And yet Halloween offers us something additional. On this day American Jews can feel a part of American culture. Everyone celebrates Halloween! Never mind that the holiday hearkens back to ancient Celtic culture. November 1st marked their new year and so on this day the boundary between this world and the next could more easily be crossed. Hence the spookiness and all the skeletons.
Never mind that in the year 1000 the Catholic Church layered religious import upon this ancient holiday. The day became All Hallows Eve and was preceded by All Souls Day in which the souls of the dead were honored. The origins of trick-or-treating is apparently found in this day, when the poor would beg for food and then promise to pray in behalf of the dead in return.
That of course is not why we celebrate Halloween.
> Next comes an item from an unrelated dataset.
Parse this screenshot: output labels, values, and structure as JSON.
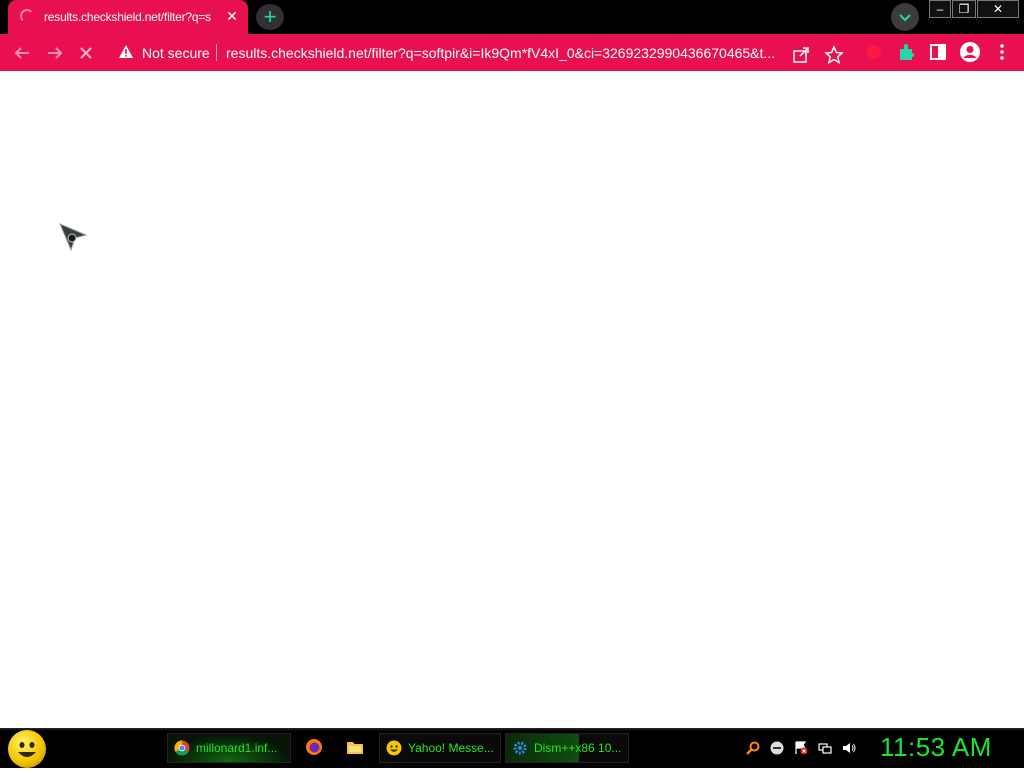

I had to research these origins and spent a good deal of time reading the encyclopedia. I had to quiz my Christian colleagues. We do not celebrate it because we adhere to Celtic theology. We do not believe what the Catholic Church interprets. We love Halloween because it is a fun day. We are fortunate enough to go to parties. We are offered the opportunity to wear costumes. We get to celebrate. We get to dress up.
All this sounds so much like Purim that I find myself wondering why we love Halloween more than our very own holiday. On Purim we also give out food. On Purim we are also commanded to give food to the poor. Here is a thought. Save those costumes for March 1st! This year I expect to see plenty of cheerleaders, pirates and super heroes at our Purim celebrations.
It is always good to laugh at hatred and pretend we are not afraid. Perhaps we require two days to do just that.